Authorities are asking residents not to panic as several wildfires burn near the tiny village of Zeballos, population 107.
A lightning-caused wildfire directly outside of town expanded on Tuesday, as firefighters dealt with a larger blaze near the village’s only access road. Meanwhile, a new wildfire flared up within a few kilometres of Oclucje, a nearby First Nation reserve.
Mike Atchison, the Zeballos emergency program coordinator, said on Wednesday morning that a fire on a steep hillside had grown signifcantly since Tuesday, crossing a bluff towards the village. Locals fear the fire could threaten the town, but he urged calm.
“Lots of people are very excited and upset,” he said. “They figure it’s going to be a big raging fire.”
He asked for people to be “calm, cool and collected, and don’t get too excited.”
Atchison said that he’d spent 30 years in the fire service and that the fire was currently under control.
The wildfire caused trees and other debris to fall down the steep hillside, prompting the closure of a road leading into the village. The fire was generating “a lot of heavy smoke” carried by a north wind across the village, said Atchison.
The fire was on a rocky mountain face, and moving slowly for lack of ground fuel, he said.
“We had pretty high winds in here last night and I thought it was going to get much worse, but it hasn’t,” said Atchison.
Resources on-scene included a tanker provided by Lemare, a logging company. Zeballos has a couple of its own trucks and a fire hydrant system, said Atchison, and officials are prepared to pump water to the site if necessary.
He added that a chopper dropped eight buckets of water onto the wildfire on Tuesday, but he said it soon left to deal with another nearby fire.
Asked if he expected the Coastal Fire Centre to deploy more resources, he said: “We’re hoping. But they’ve got lots of other issues.”
Several First Nations belonging to the Nuu-chah-nulth Tribal Council (NTC) were planning to hold their summer games this weekend in Zeballos, but the events were cancelled due to the wildfire, said Andy Callicum, vice-president of the NTC.
Dorthe Jacobsen, a spokesperson for the Coastal Fire Centre, said the fire on the outskirts of Zeballos had reached seven hectares by Wednesday. She confirmed that a helicopter was bucketing at the site of the flare-up on Tuesday.
“We intend to bucket it today as well,” she said on Wednesday morning.
The Coastal Fire Centre was “working on getting crews” to the scene, she said. But she noted that resources were being deployed throughout the Island. She said the fire near Zeballos wasn’t considered a threat to the village as of Wednesday morning.
Meanwhile, another wildfire was burning at Pinder Creek near the Zeballos Mainline, which is the only road to the remote coastal village. That fire had grown to 45 hectares by Wednesday morning, compared to 40 hectares the previous day, according to the Coastal Fire Centre.
Jacobsen said the Pinder Creek fire was “burning quite vigorously in slash and heavy timber,” and that 18 firefighters were at the scene, along with three choppers.
Elsewhere in the region, another wildfire flared up at Espinose Creek, two kilometres from the Nuchatlaht First Nation’s Oclucje reserve.
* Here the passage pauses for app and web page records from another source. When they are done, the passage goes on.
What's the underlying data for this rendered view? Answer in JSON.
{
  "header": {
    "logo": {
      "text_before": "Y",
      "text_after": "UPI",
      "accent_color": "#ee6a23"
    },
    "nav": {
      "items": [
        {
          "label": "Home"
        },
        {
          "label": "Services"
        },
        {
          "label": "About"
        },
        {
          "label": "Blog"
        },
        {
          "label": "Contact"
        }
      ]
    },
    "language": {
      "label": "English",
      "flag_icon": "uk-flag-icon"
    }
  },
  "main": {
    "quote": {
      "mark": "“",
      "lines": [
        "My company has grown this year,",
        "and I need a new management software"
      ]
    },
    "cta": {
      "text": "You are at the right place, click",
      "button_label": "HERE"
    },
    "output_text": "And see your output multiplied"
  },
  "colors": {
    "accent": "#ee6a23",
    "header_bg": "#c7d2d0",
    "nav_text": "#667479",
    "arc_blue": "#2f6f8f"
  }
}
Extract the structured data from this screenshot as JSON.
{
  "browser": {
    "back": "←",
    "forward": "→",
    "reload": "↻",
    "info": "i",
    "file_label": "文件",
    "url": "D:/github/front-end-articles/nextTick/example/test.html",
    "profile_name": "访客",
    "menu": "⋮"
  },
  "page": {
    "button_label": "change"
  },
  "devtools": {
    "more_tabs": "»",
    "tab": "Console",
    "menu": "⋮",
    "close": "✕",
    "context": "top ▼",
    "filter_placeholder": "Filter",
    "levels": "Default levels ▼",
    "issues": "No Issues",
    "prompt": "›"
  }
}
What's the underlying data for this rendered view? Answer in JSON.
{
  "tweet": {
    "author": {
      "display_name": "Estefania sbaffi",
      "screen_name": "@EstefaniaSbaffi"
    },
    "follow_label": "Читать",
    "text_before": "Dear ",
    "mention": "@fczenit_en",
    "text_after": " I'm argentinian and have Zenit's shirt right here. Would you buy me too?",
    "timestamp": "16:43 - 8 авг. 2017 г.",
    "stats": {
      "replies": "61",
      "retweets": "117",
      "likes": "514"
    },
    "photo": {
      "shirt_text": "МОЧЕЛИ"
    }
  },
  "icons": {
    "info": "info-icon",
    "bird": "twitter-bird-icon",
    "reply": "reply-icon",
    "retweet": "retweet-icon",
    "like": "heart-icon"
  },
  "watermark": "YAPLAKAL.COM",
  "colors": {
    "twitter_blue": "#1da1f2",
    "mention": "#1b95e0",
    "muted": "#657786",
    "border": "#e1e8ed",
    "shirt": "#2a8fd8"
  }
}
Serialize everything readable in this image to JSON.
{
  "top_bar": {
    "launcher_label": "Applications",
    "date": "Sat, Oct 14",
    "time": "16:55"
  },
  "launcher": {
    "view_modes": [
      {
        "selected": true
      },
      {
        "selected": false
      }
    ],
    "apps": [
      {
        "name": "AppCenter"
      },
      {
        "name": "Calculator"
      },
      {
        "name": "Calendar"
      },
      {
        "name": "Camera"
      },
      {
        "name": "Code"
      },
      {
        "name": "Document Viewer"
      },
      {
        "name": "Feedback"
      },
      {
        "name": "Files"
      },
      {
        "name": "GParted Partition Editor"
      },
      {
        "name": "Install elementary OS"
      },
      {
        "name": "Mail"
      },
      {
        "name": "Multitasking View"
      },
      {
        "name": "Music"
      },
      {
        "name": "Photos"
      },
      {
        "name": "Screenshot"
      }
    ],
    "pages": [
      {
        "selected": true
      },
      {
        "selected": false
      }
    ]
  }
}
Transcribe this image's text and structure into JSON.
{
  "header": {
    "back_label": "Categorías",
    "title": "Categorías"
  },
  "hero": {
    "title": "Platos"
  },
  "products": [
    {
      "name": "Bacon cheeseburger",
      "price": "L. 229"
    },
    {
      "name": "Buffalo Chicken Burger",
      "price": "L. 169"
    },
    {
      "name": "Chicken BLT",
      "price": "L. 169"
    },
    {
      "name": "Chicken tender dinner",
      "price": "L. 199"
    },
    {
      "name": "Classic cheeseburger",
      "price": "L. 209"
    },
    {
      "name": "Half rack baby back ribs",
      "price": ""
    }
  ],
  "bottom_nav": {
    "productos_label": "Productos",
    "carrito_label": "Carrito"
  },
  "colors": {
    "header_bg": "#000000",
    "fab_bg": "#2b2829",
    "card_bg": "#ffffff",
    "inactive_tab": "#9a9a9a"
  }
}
That lightning-caused fire measured 15 hectares by Wednesday morning, and Jacobsen described it as an “out of control” smoldering ground fire.
Jacobsen said the fire posed “no danger at this point” to the reserve, adding that a road and a creek separated the wildfire from the reserve.
Nuchatlaht First Nation has 162 members, including about 20 living on the reserve, according to its website. The Mirror has reached out to Nuchatlaht First Nation for more information about wildfire conditions in the area.
New wildfires dotted the North Island on Wednesday morning, likely the delayed effect of lightning storms last Saturday. A wildfire at Holberg Road, near Port Hardy, measured less than half a hectare but was “out of control” on Wednesday. Another new fire, this one at Kaipip Lake, in the central Island, was considered “out of control” and measured 2.1 hectares on Wednesday.
Very little information was immediately available about some of the new wildfires as authorities struggled to keep up with the rapid developments. The number of wildfires burning on the North Island by Wednesday had reached 44, compared to 38 on Tuesday morning.
“Our brief respite with cool [weather] and high humidity is probably over,” said Jacobsen. “That does concern us.”
Jacobsen noted that weather forecasts were calling for no precipitation in the near future, and she called on the general public to respect the open fire ban that’s in effect. The BC Wildfire Service has also asked the public to report any fires, smoke columns or violations of wildfire regulations.